Records for the exercise:
::::::::
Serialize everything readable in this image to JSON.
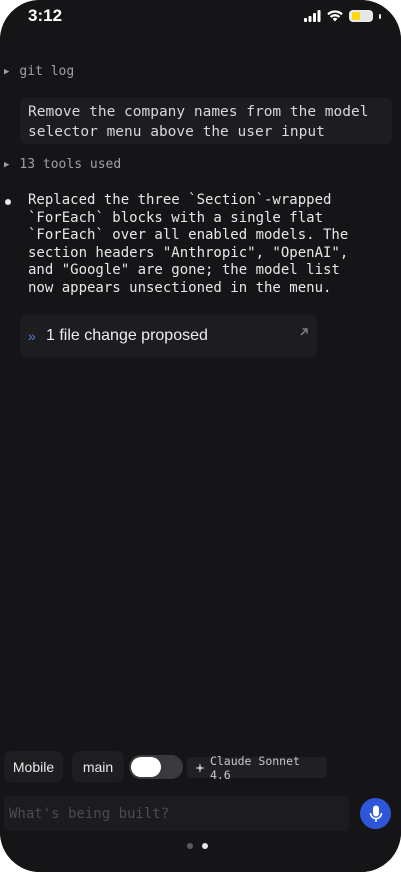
{
  "status_bar": {
    "time": "3:12"
  },
  "conversation": {
    "git_log_label": "git log",
    "user_message": "Remove the company names from the model\nselector menu above the user input",
    "tools_used_label": "13 tools used",
    "assistant_message": "Replaced the three `Section`-wrapped\n`ForEach` blocks with a single flat\n`ForEach` over all enabled models. The\nsection headers \"Anthropic\", \"OpenAI\",\nand \"Google\" are gone; the model list\nnow appears unsectioned in the menu.",
    "file_change": {
      "label": "1 file change proposed",
      "chevron": "»",
      "open_icon": "arrow-up-right-icon"
    }
  },
  "toolbar": {
    "platform_chip": "Mobile",
    "branch_chip": "main",
    "toggle_on": false,
    "model_chip": "Claude Sonnet 4.6"
  },
  "composer": {
    "placeholder": "What's being built?",
    "mic_icon": "microphone-icon"
  },
  "pager": {
    "count": 2,
    "active_index": 1
  },
  "colors": {
    "accent": "#2d57d8",
    "battery": "#ffd60a",
    "background": "#151517"
  }
}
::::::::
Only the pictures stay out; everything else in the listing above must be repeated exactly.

Completed exercise:
Serialize everything readable in this image to JSON.
{
  "status_bar": {
    "time": "3:12"
  },
  "conversation": {
    "git_log_label": "git log",
    "user_message": "Remove the company names from the model\nselector menu above the user input",
    "tools_used_label": "13 tools used",
    "assistant_message": "Replaced the three `Section`-wrapped\n`ForEach` blocks with a single flat\n`ForEach` over all enabled models. The\nsection headers \"Anthropic\", \"OpenAI\",\nand \"Google\" are gone; the model list\nnow appears unsectioned in the menu.",
    "file_change": {
      "label": "1 file change proposed",
      "chevron": "»",
      "open_icon": "arrow-up-right-icon"
    }
  },
  "toolbar": {
    "platform_chip": "Mobile",
    "branch_chip": "main",
    "toggle_on": false,
    "model_chip": "Claude Sonnet 4.6"
  },
  "composer": {
    "placeholder": "What's being built?",
    "mic_icon": "microphone-icon"
  },
  "pager": {
    "count": 2,
    "active_index": 1
  },
  "colors": {
    "accent": "#2d57d8",
    "battery": "#ffd60a",
    "background": "#151517"
  }
}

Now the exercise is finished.